Information given.
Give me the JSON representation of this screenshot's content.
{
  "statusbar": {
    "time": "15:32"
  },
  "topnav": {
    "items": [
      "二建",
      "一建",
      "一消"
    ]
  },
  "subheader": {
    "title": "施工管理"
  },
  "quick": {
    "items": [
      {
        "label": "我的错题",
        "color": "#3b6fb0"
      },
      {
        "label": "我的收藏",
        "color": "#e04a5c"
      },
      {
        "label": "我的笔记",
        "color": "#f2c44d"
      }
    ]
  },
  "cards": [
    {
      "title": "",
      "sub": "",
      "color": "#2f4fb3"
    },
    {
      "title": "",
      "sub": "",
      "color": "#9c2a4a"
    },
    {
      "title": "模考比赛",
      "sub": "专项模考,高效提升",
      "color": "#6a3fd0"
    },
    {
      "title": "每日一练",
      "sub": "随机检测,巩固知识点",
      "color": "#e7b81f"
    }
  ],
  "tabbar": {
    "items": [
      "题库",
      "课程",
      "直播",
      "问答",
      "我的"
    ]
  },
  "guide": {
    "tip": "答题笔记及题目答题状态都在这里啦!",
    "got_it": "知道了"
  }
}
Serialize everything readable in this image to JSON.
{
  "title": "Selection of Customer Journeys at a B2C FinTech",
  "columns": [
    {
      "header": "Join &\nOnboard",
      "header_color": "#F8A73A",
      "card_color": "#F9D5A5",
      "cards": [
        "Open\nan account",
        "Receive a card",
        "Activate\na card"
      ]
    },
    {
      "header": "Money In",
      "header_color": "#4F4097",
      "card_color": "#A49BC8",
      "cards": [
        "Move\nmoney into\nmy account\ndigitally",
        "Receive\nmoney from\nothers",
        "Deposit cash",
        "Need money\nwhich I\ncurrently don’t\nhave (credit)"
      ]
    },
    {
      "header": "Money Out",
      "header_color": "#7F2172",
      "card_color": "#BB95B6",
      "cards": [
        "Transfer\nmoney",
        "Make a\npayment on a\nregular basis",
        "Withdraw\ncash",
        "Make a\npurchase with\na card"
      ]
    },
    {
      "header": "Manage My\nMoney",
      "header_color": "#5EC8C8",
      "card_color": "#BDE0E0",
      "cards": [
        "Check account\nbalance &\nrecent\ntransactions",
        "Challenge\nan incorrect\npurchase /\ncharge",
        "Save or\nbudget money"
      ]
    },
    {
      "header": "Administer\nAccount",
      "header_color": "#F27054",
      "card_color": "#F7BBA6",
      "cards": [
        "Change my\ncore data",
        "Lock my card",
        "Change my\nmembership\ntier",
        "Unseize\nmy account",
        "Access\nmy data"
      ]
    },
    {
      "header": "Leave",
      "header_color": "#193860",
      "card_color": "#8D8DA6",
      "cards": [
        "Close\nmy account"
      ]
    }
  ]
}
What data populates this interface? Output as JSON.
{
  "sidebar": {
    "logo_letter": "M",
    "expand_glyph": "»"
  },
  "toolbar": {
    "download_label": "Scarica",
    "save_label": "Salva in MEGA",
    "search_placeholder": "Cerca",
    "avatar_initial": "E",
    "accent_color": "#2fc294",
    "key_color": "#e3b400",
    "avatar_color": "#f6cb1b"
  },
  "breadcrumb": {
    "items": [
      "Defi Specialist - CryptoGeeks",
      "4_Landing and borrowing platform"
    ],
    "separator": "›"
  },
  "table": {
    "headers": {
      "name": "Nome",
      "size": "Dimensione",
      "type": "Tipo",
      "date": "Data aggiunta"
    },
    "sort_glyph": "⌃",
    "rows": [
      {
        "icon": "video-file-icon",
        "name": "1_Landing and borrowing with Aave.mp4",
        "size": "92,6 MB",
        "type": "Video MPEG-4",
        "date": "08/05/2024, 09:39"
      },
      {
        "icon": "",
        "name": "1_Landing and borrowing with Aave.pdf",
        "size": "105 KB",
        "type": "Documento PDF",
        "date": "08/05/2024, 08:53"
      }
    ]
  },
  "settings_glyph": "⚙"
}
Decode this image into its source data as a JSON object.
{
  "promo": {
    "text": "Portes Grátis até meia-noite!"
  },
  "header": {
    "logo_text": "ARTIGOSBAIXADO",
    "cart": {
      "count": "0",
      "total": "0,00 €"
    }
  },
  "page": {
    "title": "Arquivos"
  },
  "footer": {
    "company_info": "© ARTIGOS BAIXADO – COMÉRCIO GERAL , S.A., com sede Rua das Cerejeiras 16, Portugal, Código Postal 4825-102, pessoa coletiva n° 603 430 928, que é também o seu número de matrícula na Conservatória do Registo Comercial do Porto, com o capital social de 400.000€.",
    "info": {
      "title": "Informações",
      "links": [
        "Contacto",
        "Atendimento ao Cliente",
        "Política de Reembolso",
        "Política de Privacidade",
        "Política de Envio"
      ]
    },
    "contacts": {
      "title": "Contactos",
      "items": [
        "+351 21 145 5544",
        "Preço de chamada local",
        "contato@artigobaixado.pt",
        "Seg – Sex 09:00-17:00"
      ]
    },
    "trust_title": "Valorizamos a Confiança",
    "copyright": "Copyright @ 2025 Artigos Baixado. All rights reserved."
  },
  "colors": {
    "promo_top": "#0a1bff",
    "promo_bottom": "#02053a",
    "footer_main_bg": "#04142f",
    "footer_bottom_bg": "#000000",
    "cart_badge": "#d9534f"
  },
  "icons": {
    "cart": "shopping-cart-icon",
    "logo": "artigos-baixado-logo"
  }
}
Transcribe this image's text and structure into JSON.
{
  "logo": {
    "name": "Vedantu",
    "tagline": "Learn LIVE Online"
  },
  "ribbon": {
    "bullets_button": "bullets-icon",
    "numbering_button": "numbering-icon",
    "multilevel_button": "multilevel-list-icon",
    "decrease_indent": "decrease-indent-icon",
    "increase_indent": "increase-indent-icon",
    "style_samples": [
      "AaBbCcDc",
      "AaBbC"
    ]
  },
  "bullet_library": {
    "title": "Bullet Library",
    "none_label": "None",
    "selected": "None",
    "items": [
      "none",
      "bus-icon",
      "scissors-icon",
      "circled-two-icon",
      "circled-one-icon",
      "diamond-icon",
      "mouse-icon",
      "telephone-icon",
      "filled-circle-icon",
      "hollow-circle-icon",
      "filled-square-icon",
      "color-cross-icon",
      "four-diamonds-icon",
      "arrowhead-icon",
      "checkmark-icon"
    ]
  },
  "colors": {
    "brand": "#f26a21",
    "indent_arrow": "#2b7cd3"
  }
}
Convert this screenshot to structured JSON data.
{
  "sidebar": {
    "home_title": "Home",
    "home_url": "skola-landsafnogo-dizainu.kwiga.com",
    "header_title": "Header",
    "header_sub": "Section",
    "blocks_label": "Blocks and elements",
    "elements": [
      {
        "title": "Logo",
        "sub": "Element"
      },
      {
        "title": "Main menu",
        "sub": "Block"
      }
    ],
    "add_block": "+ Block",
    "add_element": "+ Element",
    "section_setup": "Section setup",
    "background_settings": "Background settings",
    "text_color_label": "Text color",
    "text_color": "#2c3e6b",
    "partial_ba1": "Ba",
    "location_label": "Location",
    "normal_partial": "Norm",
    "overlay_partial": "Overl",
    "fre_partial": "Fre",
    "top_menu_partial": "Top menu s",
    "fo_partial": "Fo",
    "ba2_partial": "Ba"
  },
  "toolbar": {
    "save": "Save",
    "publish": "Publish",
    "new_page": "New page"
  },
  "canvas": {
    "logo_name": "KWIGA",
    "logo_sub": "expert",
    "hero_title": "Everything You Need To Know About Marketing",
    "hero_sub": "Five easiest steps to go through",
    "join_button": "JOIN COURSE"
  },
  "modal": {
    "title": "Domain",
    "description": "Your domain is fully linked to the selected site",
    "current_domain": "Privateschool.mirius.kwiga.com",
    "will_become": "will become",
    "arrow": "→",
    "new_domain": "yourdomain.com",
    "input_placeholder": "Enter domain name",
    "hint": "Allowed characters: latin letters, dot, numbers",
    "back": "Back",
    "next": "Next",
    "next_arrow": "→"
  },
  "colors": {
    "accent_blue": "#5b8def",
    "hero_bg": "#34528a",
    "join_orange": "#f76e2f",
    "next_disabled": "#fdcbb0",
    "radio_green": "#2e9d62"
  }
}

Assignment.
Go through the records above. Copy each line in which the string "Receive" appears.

Output of the exercise.
        "Receive a card",
        "Receive\nmoney from\nothers",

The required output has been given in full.